* EXERCISE OBJECTIVE *
Copy out the data exactly, leaving the pictures behind.

* SOURCE INFORMATION *
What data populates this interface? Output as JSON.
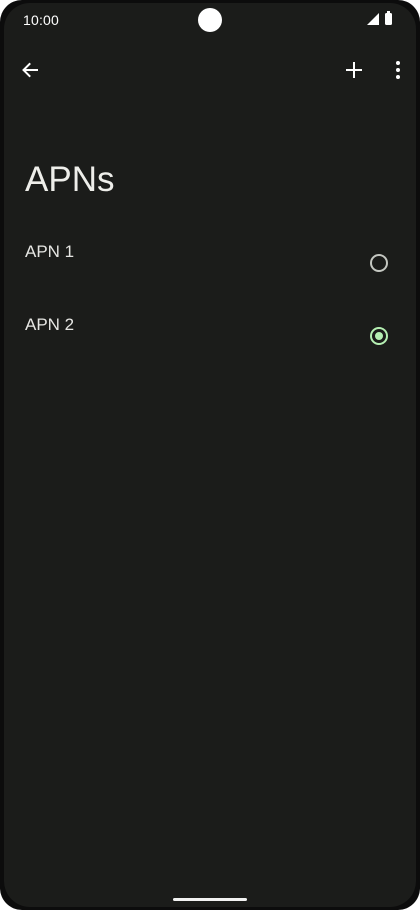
{
  "status_bar": {
    "time": "10:00",
    "icons": [
      "signal-icon",
      "battery-icon"
    ]
  },
  "toolbar": {
    "icons": [
      "arrow-back-icon",
      "add-icon",
      "more-vert-icon"
    ]
  },
  "page": {
    "title": "APNs"
  },
  "apns": [
    {
      "label": "APN 1",
      "selected": false
    },
    {
      "label": "APN 2",
      "selected": true
    }
  ],
  "colors": {
    "background": "#1b1c1a",
    "text": "#e6e6e3",
    "radio_unchecked": "#c4c7c1",
    "radio_checked": "#b5efb2"
  }
}
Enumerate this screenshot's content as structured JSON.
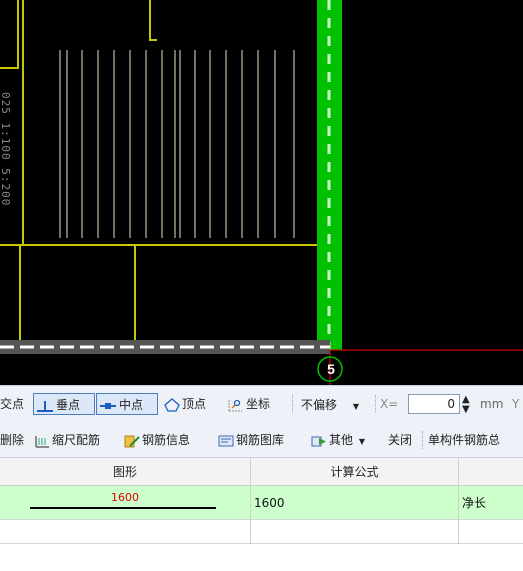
{
  "canvas": {
    "dimension_text": "025 1:100 5:200",
    "axis_label": "5",
    "colors": {
      "background": "#000000",
      "outline": "#c8c800",
      "rebar": "#e6e6c8",
      "column_green": "#00c000",
      "axis_red": "#ff0000"
    }
  },
  "snap_toolbar": {
    "items": [
      {
        "label": "交点",
        "icon": "intersection-icon",
        "active": false
      },
      {
        "label": "垂点",
        "icon": "perpendicular-icon",
        "active": true
      },
      {
        "label": "中点",
        "icon": "midpoint-icon",
        "active": true
      },
      {
        "label": "顶点",
        "icon": "vertex-icon",
        "active": false
      },
      {
        "label": "坐标",
        "icon": "coordinate-icon",
        "active": false
      }
    ],
    "offset_select": "不偏移",
    "x_label": "X=",
    "x_value": "0",
    "unit": "mm",
    "y_label": "Y"
  },
  "rebar_toolbar": {
    "items": [
      {
        "label": "删除",
        "icon": "delete-icon"
      },
      {
        "label": "缩尺配筋",
        "icon": "scale-rebar-icon"
      },
      {
        "label": "钢筋信息",
        "icon": "rebar-info-icon"
      },
      {
        "label": "钢筋图库",
        "icon": "rebar-library-icon"
      },
      {
        "label": "其他",
        "icon": "other-icon"
      },
      {
        "label": "关闭",
        "icon": ""
      },
      {
        "label": "单构件钢筋总",
        "icon": ""
      }
    ]
  },
  "table": {
    "headers": [
      "图形",
      "计算公式",
      ""
    ],
    "rows": [
      {
        "shape_value": "1600",
        "formula": "1600",
        "description": "净长",
        "selected": true
      },
      {
        "shape_value": "",
        "formula": "",
        "description": "",
        "selected": false
      }
    ]
  }
}
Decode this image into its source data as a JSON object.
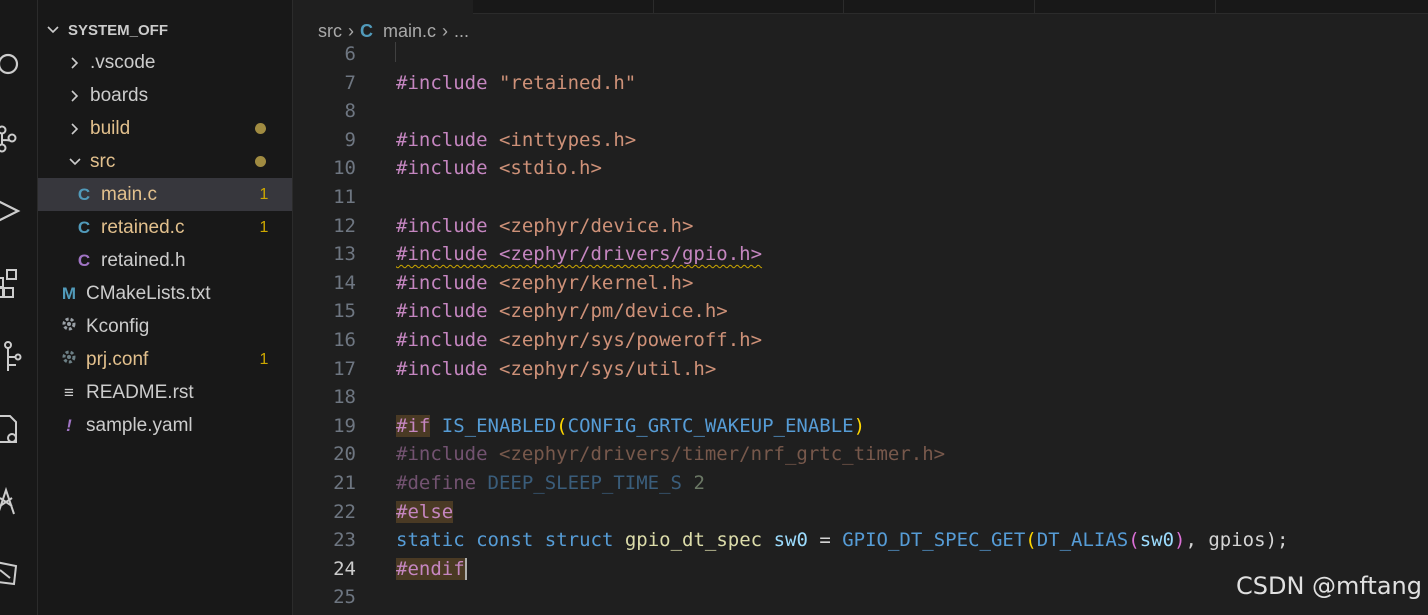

* REPLY *
What data populates this interface? Output as JSON.
{
  "status_bar": {
    "time": "10:00",
    "icons": [
      "signal-icon",
      "battery-icon"
    ]
  },
  "toolbar": {
    "icons": [
      "arrow-back-icon",
      "add-icon",
      "more-vert-icon"
    ]
  },
  "page": {
    "title": "APNs"
  },
  "apns": [
    {
      "label": "APN 1",
      "selected": false
    },
    {
      "label": "APN 2",
      "selected": true
    }
  ],
  "colors": {
    "background": "#1b1c1a",
    "text": "#e6e6e3",
    "radio_unchecked": "#c4c7c1",
    "radio_checked": "#b5efb2"
  }
}
Enumerate this screenshot's content as structured JSON.
{
  "canvas": {
    "dimension_text": "025 1:100 5:200",
    "axis_label": "5",
    "colors": {
      "background": "#000000",
      "outline": "#c8c800",
      "rebar": "#e6e6c8",
      "column_green": "#00c000",
      "axis_red": "#ff0000"
    }
  },
  "snap_toolbar": {
    "items": [
      {
        "label": "交点",
        "icon": "intersection-icon",
        "active": false
      },
      {
        "label": "垂点",
        "icon": "perpendicular-icon",
        "active": true
      },
      {
        "label": "中点",
        "icon": "midpoint-icon",
        "active": true
      },
      {
        "label": "顶点",
        "icon": "vertex-icon",
        "active": false
      },
      {
        "label": "坐标",
        "icon": "coordinate-icon",
        "active": false
      }
    ],
    "offset_select": "不偏移",
    "x_label": "X=",
    "x_value": "0",
    "unit": "mm",
    "y_label": "Y"
  },
  "rebar_toolbar": {
    "items": [
      {
        "label": "删除",
        "icon": "delete-icon"
      },
      {
        "label": "缩尺配筋",
        "icon": "scale-rebar-icon"
      },
      {
        "label": "钢筋信息",
        "icon": "rebar-info-icon"
      },
      {
        "label": "钢筋图库",
        "icon": "rebar-library-icon"
      },
      {
        "label": "其他",
        "icon": "other-icon"
      },
      {
        "label": "关闭",
        "icon": ""
      },
      {
        "label": "单构件钢筋总",
        "icon": ""
      }
    ]
  },
  "table": {
    "headers": [
      "图形",
      "计算公式",
      ""
    ],
    "rows": [
      {
        "shape_value": "1600",
        "formula": "1600",
        "description": "净长",
        "selected": true
      },
      {
        "shape_value": "",
        "formula": "",
        "description": "",
        "selected": false
      }
    ]
  }
}
Decode this image into its source data as a JSON object.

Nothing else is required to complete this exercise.